◆ WORK INSTRUCTION ◆
All of the entries must appear again exactly as written.

◆ GIVEN ENTRIES ◆
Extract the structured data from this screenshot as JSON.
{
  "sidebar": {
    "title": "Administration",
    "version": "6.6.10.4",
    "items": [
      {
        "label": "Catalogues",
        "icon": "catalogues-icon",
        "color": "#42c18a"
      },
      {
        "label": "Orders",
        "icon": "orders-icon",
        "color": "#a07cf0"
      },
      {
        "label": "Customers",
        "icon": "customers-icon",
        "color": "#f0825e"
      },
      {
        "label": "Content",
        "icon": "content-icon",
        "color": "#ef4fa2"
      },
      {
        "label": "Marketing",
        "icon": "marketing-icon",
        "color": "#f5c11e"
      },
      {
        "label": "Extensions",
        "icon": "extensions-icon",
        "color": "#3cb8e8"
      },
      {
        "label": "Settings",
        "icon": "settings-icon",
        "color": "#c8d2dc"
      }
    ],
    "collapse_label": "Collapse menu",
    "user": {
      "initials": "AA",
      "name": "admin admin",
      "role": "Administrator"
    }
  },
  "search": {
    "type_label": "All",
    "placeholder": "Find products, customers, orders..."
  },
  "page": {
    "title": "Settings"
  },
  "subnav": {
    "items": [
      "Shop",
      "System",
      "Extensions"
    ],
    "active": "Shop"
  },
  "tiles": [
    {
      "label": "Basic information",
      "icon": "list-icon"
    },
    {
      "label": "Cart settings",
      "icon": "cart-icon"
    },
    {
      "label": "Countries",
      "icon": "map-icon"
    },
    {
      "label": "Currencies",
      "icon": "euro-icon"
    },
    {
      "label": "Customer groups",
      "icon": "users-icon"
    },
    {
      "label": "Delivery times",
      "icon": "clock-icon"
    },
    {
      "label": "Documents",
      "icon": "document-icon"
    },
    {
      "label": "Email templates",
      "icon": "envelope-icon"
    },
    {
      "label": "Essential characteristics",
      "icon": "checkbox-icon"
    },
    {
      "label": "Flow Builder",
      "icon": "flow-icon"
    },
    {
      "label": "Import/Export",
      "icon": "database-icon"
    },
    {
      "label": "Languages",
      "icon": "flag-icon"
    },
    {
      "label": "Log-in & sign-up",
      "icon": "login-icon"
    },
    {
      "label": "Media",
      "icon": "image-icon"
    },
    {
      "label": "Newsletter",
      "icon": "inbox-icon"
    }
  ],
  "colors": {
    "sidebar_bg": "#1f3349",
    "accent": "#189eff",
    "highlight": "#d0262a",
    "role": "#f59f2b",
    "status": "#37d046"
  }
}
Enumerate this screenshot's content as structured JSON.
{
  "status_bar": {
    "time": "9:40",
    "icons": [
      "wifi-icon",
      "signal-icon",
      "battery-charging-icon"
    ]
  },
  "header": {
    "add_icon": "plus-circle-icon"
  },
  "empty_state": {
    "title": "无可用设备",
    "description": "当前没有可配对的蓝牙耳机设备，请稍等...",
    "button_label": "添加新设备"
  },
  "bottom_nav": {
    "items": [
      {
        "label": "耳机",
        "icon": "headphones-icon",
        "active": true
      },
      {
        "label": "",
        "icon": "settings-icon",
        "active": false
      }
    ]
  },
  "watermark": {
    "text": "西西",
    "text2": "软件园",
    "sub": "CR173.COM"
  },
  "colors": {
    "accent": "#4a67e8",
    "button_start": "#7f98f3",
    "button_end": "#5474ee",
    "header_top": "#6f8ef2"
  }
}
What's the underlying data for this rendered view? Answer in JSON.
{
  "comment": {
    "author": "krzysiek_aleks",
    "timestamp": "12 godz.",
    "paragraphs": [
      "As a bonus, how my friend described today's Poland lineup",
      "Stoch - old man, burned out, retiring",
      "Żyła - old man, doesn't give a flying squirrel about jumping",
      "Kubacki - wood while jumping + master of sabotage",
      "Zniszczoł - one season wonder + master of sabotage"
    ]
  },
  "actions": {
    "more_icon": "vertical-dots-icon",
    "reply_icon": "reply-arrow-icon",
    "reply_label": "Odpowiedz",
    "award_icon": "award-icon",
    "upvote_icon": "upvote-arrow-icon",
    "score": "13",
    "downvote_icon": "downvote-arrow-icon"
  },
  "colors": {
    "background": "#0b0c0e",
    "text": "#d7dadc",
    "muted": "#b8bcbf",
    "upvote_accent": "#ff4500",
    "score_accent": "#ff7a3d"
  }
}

◆ RESPONSE FOR THIS EXERCISE ◆
Extract the structured data from this screenshot as JSON.
{
  "sidebar": {
    "title": "Administration",
    "version": "6.6.10.4",
    "items": [
      {
        "label": "Catalogues",
        "icon": "catalogues-icon",
        "color": "#42c18a"
      },
      {
        "label": "Orders",
        "icon": "orders-icon",
        "color": "#a07cf0"
      },
      {
        "label": "Customers",
        "icon": "customers-icon",
        "color": "#f0825e"
      },
      {
        "label": "Content",
        "icon": "content-icon",
        "color": "#ef4fa2"
      },
      {
        "label": "Marketing",
        "icon": "marketing-icon",
        "color": "#f5c11e"
      },
      {
        "label": "Extensions",
        "icon": "extensions-icon",
        "color": "#3cb8e8"
      },
      {
        "label": "Settings",
        "icon": "settings-icon",
        "color": "#c8d2dc"
      }
    ],
    "collapse_label": "Collapse menu",
    "user": {
      "initials": "AA",
      "name": "admin admin",
      "role": "Administrator"
    }
  },
  "search": {
    "type_label": "All",
    "placeholder": "Find products, customers, orders..."
  },
  "page": {
    "title": "Settings"
  },
  "subnav": {
    "items": [
      "Shop",
      "System",
      "Extensions"
    ],
    "active": "Shop"
  },
  "tiles": [
    {
      "label": "Basic information",
      "icon": "list-icon"
    },
    {
      "label": "Cart settings",
      "icon": "cart-icon"
    },
    {
      "label": "Countries",
      "icon": "map-icon"
    },
    {
      "label": "Currencies",
      "icon": "euro-icon"
    },
    {
      "label": "Customer groups",
      "icon": "users-icon"
    },
    {
      "label": "Delivery times",
      "icon": "clock-icon"
    },
    {
      "label": "Documents",
      "icon": "document-icon"
    },
    {
      "label": "Email templates",
      "icon": "envelope-icon"
    },
    {
      "label": "Essential characteristics",
      "icon": "checkbox-icon"
    },
    {
      "label": "Flow Builder",
      "icon": "flow-icon"
    },
    {
      "label": "Import/Export",
      "icon": "database-icon"
    },
    {
      "label": "Languages",
      "icon": "flag-icon"
    },
    {
      "label": "Log-in & sign-up",
      "icon": "login-icon"
    },
    {
      "label": "Media",
      "icon": "image-icon"
    },
    {
      "label": "Newsletter",
      "icon": "inbox-icon"
    }
  ],
  "colors": {
    "sidebar_bg": "#1f3349",
    "accent": "#189eff",
    "highlight": "#d0262a",
    "role": "#f59f2b",
    "status": "#37d046"
  }
}
Enumerate this screenshot's content as structured JSON.
{
  "status_bar": {
    "time": "9:40",
    "icons": [
      "wifi-icon",
      "signal-icon",
      "battery-charging-icon"
    ]
  },
  "header": {
    "add_icon": "plus-circle-icon"
  },
  "empty_state": {
    "title": "无可用设备",
    "description": "当前没有可配对的蓝牙耳机设备，请稍等...",
    "button_label": "添加新设备"
  },
  "bottom_nav": {
    "items": [
      {
        "label": "耳机",
        "icon": "headphones-icon",
        "active": true
      },
      {
        "label": "",
        "icon": "settings-icon",
        "active": false
      }
    ]
  },
  "watermark": {
    "text": "西西",
    "text2": "软件园",
    "sub": "CR173.COM"
  },
  "colors": {
    "accent": "#4a67e8",
    "button_start": "#7f98f3",
    "button_end": "#5474ee",
    "header_top": "#6f8ef2"
  }
}
What's the underlying data for this rendered view? Answer in JSON.
{
  "comment": {
    "author": "krzysiek_aleks",
    "timestamp": "12 godz.",
    "paragraphs": [
      "As a bonus, how my friend described today's Poland lineup",
      "Stoch - old man, burned out, retiring",
      "Żyła - old man, doesn't give a flying squirrel about jumping",
      "Kubacki - wood while jumping + master of sabotage",
      "Zniszczoł - one season wonder + master of sabotage"
    ]
  },
  "actions": {
    "more_icon": "vertical-dots-icon",
    "reply_icon": "reply-arrow-icon",
    "reply_label": "Odpowiedz",
    "award_icon": "award-icon",
    "upvote_icon": "upvote-arrow-icon",
    "score": "13",
    "downvote_icon": "downvote-arrow-icon"
  },
  "colors": {
    "background": "#0b0c0e",
    "text": "#d7dadc",
    "muted": "#b8bcbf",
    "upvote_accent": "#ff4500",
    "score_accent": "#ff7a3d"
  }
}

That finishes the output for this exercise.